= Directions =
Your reply must contain the lines from the one with "What's the underlying" through the last line of the material, exact and complete, with no pictures and no other text.

= Available records =
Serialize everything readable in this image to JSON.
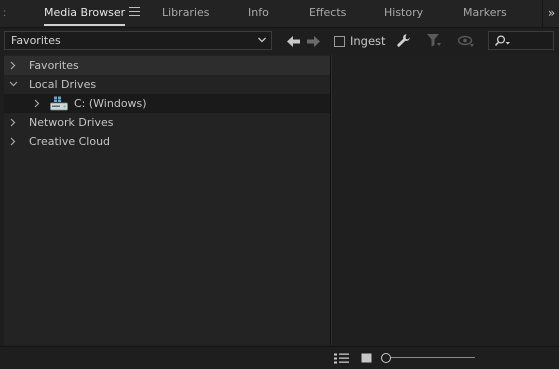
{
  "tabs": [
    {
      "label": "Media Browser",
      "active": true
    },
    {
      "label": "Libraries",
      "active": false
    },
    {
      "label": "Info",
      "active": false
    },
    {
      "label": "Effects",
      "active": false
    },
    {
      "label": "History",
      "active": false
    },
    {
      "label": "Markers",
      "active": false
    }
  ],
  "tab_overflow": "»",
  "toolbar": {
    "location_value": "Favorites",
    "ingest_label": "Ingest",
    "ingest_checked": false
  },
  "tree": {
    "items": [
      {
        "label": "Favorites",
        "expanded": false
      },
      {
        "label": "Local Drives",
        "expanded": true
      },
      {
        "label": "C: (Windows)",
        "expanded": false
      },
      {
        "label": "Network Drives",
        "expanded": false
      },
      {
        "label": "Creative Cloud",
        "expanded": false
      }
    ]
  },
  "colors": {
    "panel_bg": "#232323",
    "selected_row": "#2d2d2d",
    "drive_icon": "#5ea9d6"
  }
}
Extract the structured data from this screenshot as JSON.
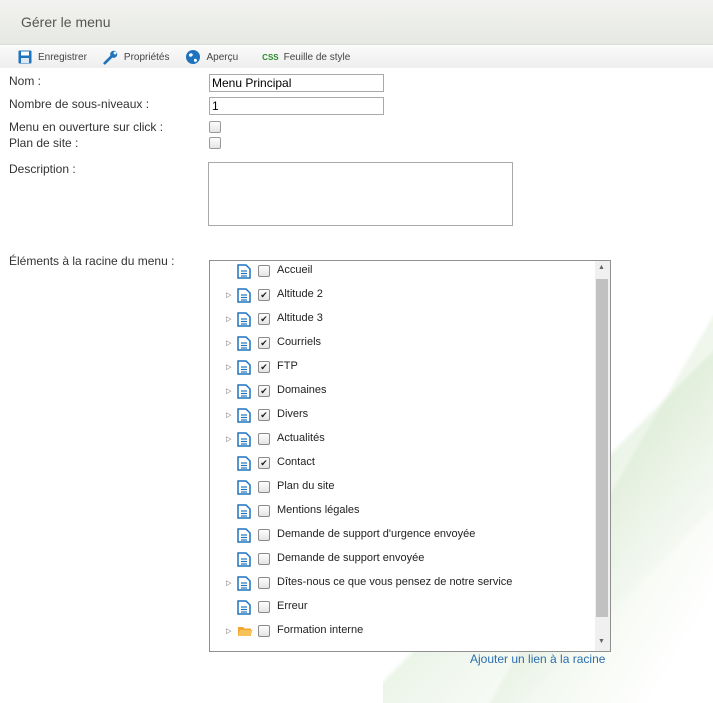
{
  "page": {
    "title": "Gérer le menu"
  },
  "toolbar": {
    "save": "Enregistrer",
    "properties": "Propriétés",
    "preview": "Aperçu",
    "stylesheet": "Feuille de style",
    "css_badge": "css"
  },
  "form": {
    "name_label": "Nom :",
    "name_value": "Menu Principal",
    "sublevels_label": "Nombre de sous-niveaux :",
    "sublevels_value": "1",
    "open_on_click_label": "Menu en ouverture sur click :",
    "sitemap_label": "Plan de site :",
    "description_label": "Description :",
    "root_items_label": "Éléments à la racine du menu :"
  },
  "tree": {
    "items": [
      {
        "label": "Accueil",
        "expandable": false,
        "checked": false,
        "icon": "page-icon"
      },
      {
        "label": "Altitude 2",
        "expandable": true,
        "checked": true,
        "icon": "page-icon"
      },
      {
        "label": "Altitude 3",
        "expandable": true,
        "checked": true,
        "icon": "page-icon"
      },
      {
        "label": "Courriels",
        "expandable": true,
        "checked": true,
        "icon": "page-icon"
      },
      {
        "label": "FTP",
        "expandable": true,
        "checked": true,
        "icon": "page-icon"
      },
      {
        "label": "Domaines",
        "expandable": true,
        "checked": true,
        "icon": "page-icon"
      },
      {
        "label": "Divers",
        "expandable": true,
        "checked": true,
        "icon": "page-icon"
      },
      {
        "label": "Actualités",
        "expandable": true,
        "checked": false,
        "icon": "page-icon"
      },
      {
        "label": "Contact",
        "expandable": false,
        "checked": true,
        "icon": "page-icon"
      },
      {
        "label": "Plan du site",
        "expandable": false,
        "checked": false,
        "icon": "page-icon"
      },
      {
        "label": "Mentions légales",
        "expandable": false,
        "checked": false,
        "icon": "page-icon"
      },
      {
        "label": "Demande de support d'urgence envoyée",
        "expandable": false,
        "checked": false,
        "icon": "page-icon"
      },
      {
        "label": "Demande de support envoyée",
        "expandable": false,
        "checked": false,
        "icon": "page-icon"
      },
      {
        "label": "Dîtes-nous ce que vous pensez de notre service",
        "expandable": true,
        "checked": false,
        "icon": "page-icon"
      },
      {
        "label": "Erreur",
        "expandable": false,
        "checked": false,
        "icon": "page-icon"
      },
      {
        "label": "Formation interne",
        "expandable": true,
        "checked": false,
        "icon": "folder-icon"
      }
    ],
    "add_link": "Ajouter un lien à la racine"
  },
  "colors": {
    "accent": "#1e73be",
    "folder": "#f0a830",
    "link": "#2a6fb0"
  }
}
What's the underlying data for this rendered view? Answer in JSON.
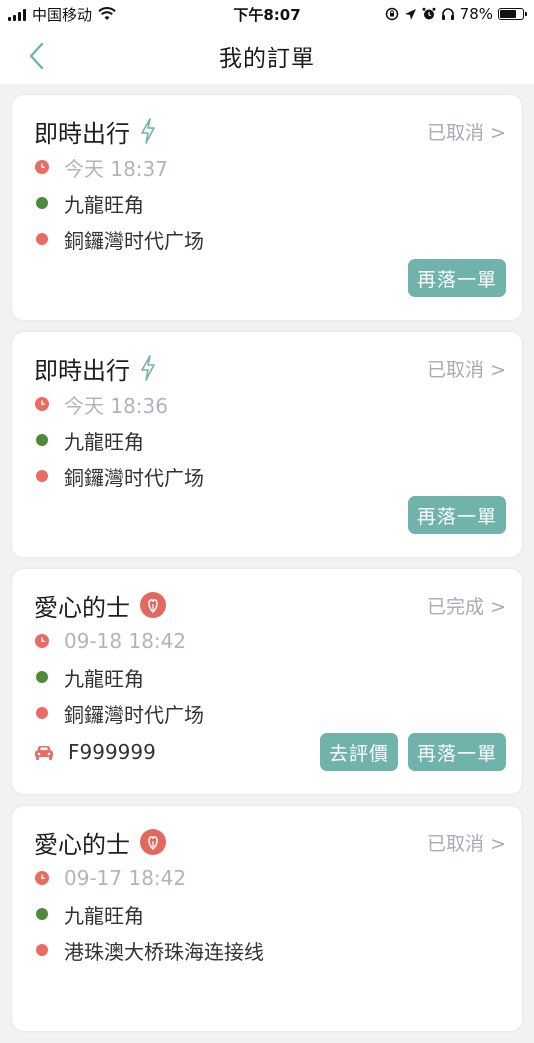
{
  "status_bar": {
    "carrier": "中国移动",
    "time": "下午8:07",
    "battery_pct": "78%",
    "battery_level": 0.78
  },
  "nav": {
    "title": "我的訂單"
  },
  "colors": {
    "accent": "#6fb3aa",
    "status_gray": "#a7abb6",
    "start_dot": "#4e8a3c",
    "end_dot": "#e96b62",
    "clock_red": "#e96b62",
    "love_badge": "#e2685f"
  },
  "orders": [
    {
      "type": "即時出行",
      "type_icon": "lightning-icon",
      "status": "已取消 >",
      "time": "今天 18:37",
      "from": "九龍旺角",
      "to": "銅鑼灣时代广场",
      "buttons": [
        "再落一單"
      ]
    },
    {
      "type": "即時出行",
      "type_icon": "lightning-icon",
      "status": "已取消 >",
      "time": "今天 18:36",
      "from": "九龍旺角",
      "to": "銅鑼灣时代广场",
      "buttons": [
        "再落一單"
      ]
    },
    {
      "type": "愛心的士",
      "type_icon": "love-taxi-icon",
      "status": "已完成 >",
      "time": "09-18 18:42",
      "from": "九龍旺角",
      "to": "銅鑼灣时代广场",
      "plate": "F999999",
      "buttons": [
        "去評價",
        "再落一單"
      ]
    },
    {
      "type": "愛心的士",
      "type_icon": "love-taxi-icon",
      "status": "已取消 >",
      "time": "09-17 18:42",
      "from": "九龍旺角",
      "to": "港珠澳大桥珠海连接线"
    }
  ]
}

= Response to this exercise =
What's the underlying data for this rendered view? Answer in JSON.
{
  "status_bar": {
    "carrier": "中国移动",
    "time": "下午8:07",
    "battery_pct": "78%",
    "battery_level": 0.78
  },
  "nav": {
    "title": "我的訂單"
  },
  "colors": {
    "accent": "#6fb3aa",
    "status_gray": "#a7abb6",
    "start_dot": "#4e8a3c",
    "end_dot": "#e96b62",
    "clock_red": "#e96b62",
    "love_badge": "#e2685f"
  },
  "orders": [
    {
      "type": "即時出行",
      "type_icon": "lightning-icon",
      "status": "已取消 >",
      "time": "今天 18:37",
      "from": "九龍旺角",
      "to": "銅鑼灣时代广场",
      "buttons": [
        "再落一單"
      ]
    },
    {
      "type": "即時出行",
      "type_icon": "lightning-icon",
      "status": "已取消 >",
      "time": "今天 18:36",
      "from": "九龍旺角",
      "to": "銅鑼灣时代广场",
      "buttons": [
        "再落一單"
      ]
    },
    {
      "type": "愛心的士",
      "type_icon": "love-taxi-icon",
      "status": "已完成 >",
      "time": "09-18 18:42",
      "from": "九龍旺角",
      "to": "銅鑼灣时代广场",
      "plate": "F999999",
      "buttons": [
        "去評價",
        "再落一單"
      ]
    },
    {
      "type": "愛心的士",
      "type_icon": "love-taxi-icon",
      "status": "已取消 >",
      "time": "09-17 18:42",
      "from": "九龍旺角",
      "to": "港珠澳大桥珠海连接线"
    }
  ]
}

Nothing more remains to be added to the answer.